As a business manager savvy to security risks, you may be well aware of the costs consumers and businesses incur when personal identifying information (PII) is stolen in a data breach. But once the information is taken from your system, do you know what happens next? Do you understand the route PII travels from its point of origin to the hands of the crook who will actually use it?
It’s a far more circuitous and profitable road than you might think. The thieves who steal your PII almost certainly won’t be those who end up using it, and depending on what they steal, they may not even be those who make the most money off it. The cyber crime “industry” has evolved to look more and more like an ersatz actual business model, with the hackers who pilfer the data acting as producers, underground marketplace operators and guarantors acting as middlemen, and the crooks who use the data as consumers.
Let’s take a look at how stolen data can move across the black net:
First, data is stolen through a data breach, hack or other types of incursion into a company’s proprietary system.
The hacker who steals the information may put it up for sale on a trusted black market forum, or he may sell it to a wholesaler who will then move it onto the black market. He most likely will not risk using the data himself to steal directly from the people whose data he’s taken.
The forum will likely be moderated, monitored and operated just like a legitimate online marketplace. A moderator will ensure everyone moves merchandise according to the rules. A guarantor will ensure the exchange of data and payment takes place fairly by holding both money and product before distributing it to both parties involved in the transaction. The self-regulating nature of the forum – in the form of buyer feedback – will weed out sellers who try to move bad data and reward those who sell good data.
The type of data our theoretical hacker has stolen and how well he’s packaged it will determine how much he makes off your PII. If he’s stolen a lot of data, he’ll make more money. He’ll also likely receive a higher payout if he’s obtained medical data than if he’s managed to steal only credit card information. A study by Dell Secureworks found hackers may make as little as $1 per record for credit card numbers with a CVV code, $20 to $200 for a PayPal account with a verified balance, and as much as $1,000 for an online back account. By contrast, health insurance credentials can go for $20 each, and when packaged with other PII can net a seller more than a $1,000 for each package, Dell reported.
Once a buyer has completed the purchase of stolen data, he can use it in a number of ways to falsely secure new credit or clean out financial accounts. While making actual use of stolen data puts the criminal at greater exposure of discovery, the layers between the user and the initial theft may also insulate him from more severe prosecution. These multiple layers can also make it difficult for law enforcement and breached companies to track the data theft to the original perpetrators.

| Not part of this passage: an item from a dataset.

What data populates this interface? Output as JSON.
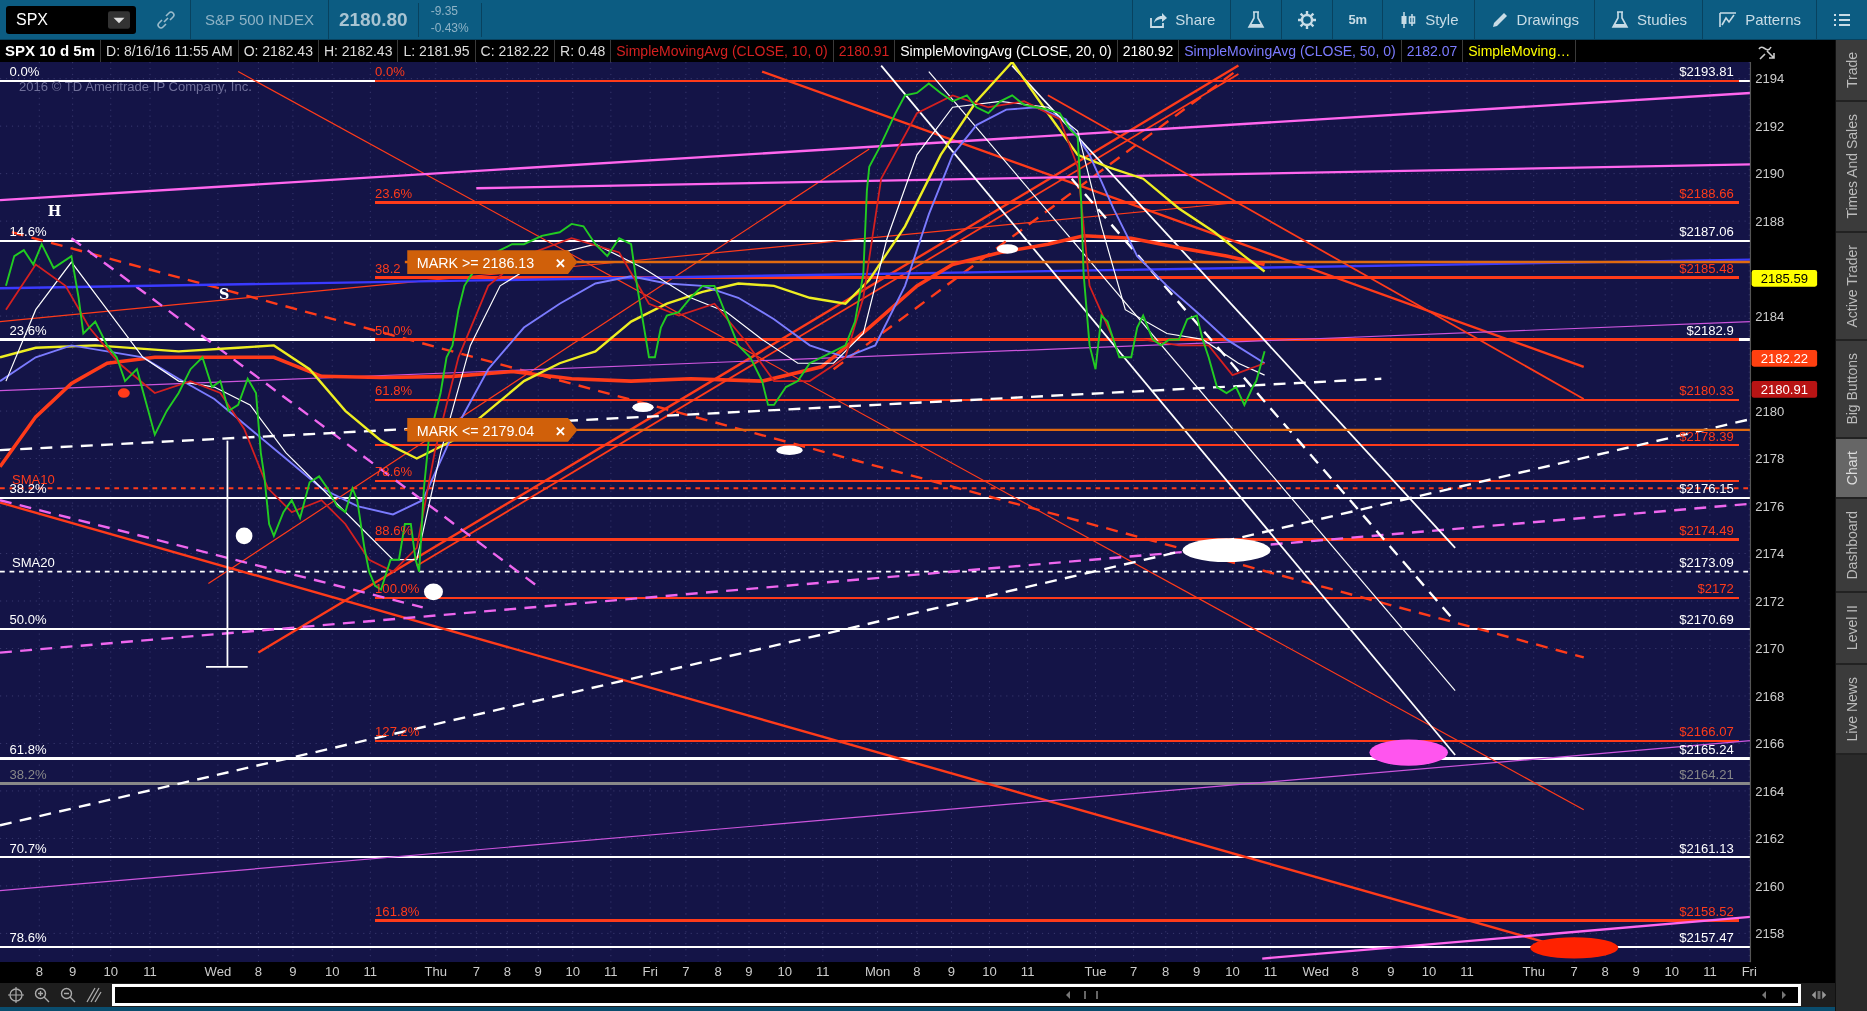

Many authorities now believe that taking down online marketplaces will be a more effective way to fight the data breach and cybercrime industries. Meanwhile, companies need to continue taking proactive steps to prevent data breaches and to aggressively implement data breach response plans.